What is the Extraction Process Like?
The process of removing wolf teeth is relatively simple and usually requires sedation with a local anesthetic applied to the affected area. During extraction, the mouth will first be cleansed and then flushed to lower the chance of infection. Then, the gums and ligaments around the tooth will be loosened with a tool called an elevator which allows the tooth to be removed with forceps. Due to the variety of shapes and sizes of wolf teeth, the procedure time can vary from just a few minutes to an hour.
Because of how minimally invasive most wolf teeth extraction procedures are, aftercare tends to be just as minimal. However, some reports on wolf teeth extraction advocate for not feeding hay, straw, or grain concentrates for up to twelve hours after removal. Additionally, some equine veterinarians may recommend that owners irrigate the extraction site twice daily for a few days after the teeth are pulled to maintain a clean oral environment and minimize the chance of infection. Also, it is advisable that you do not ride or train your horse for at least 24 hours after extraction to minimize their discomfort.
To ensure an easy, complication-free recovery process, make sure that your horse is up to date on their vaccinations, most specifically tetanus. Horses are highly susceptible to the toxins from the tetanus bacteria, clostridium tetani, leading to many tetanus infections in horses becoming fatal.
The types of wounds in which the anaerobic tetanus bacteria thrive are small, hidden puncture wounds where there is little to no oxygen. This means that the many small cuts or gashes that may be present after a wolf tooth extraction offer the perfect environment for this nasty infection to sprout.

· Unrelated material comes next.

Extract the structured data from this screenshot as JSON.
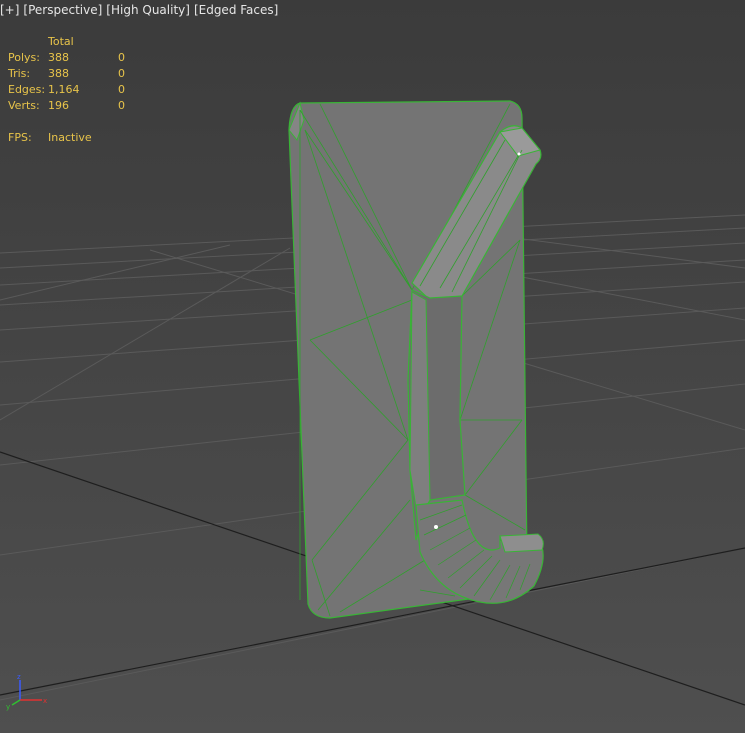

Adequate protection against tetanus infections includes an initial vaccination, followed by a second booster four to six weeks later, and then recurring vaccinations every two to four years.
Thankfully, the process for protecting your horse against an opportunistic infection such as tetanus is as easy. In that same vein, so is protecting your horse against a variety of fungal and bacterial infections. Just reach for Banixx Horse & Pet care products!

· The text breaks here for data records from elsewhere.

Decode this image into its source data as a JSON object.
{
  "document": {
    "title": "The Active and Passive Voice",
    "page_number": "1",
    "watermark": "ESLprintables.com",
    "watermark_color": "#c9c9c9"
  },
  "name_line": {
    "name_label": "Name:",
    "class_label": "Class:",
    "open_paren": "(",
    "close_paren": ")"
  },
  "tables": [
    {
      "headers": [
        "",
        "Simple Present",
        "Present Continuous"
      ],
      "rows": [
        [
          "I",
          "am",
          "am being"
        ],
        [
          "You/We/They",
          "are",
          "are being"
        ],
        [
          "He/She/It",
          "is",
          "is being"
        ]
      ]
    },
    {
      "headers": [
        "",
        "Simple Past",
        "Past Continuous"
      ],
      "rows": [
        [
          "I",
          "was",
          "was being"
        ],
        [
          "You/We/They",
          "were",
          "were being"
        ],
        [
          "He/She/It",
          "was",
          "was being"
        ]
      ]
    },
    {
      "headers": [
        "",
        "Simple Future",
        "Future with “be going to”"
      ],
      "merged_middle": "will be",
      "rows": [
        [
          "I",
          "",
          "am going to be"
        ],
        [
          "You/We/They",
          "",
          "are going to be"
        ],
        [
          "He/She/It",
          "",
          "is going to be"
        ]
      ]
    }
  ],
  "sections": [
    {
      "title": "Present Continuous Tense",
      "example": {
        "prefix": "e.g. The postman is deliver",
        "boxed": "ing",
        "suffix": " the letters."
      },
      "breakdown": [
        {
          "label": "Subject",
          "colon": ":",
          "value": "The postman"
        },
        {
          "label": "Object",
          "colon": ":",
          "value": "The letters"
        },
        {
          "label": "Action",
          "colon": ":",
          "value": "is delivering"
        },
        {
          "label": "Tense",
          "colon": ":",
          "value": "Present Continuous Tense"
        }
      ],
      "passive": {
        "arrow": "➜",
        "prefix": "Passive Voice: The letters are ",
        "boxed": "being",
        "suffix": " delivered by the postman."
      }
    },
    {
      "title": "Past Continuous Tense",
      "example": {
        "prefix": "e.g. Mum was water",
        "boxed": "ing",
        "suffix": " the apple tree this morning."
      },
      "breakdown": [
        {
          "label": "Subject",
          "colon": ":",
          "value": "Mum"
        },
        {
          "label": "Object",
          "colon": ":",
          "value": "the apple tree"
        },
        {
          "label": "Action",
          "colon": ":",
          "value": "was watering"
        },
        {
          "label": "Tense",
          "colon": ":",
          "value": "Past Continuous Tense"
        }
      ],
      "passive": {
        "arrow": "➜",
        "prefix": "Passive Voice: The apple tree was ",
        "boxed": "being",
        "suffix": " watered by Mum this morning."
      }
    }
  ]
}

Banixx works to provide instantaneous sting-free, odorless relief without relying on pesky steroids or antibiotics. If your horse is suffering from Scratches, Rain rot, Thrush, White line disease, or another infection, just identify the affected area, apply Banixx twice daily, and wait. In no time at all, your horse will be trotting along, ready to be taken to the veterinarian for a more comprehensive evaluation. With Banixx, relief really is that simple.
For more information on how to keep your horse happy and healthy, be sure to visit our blog at Banixx.com!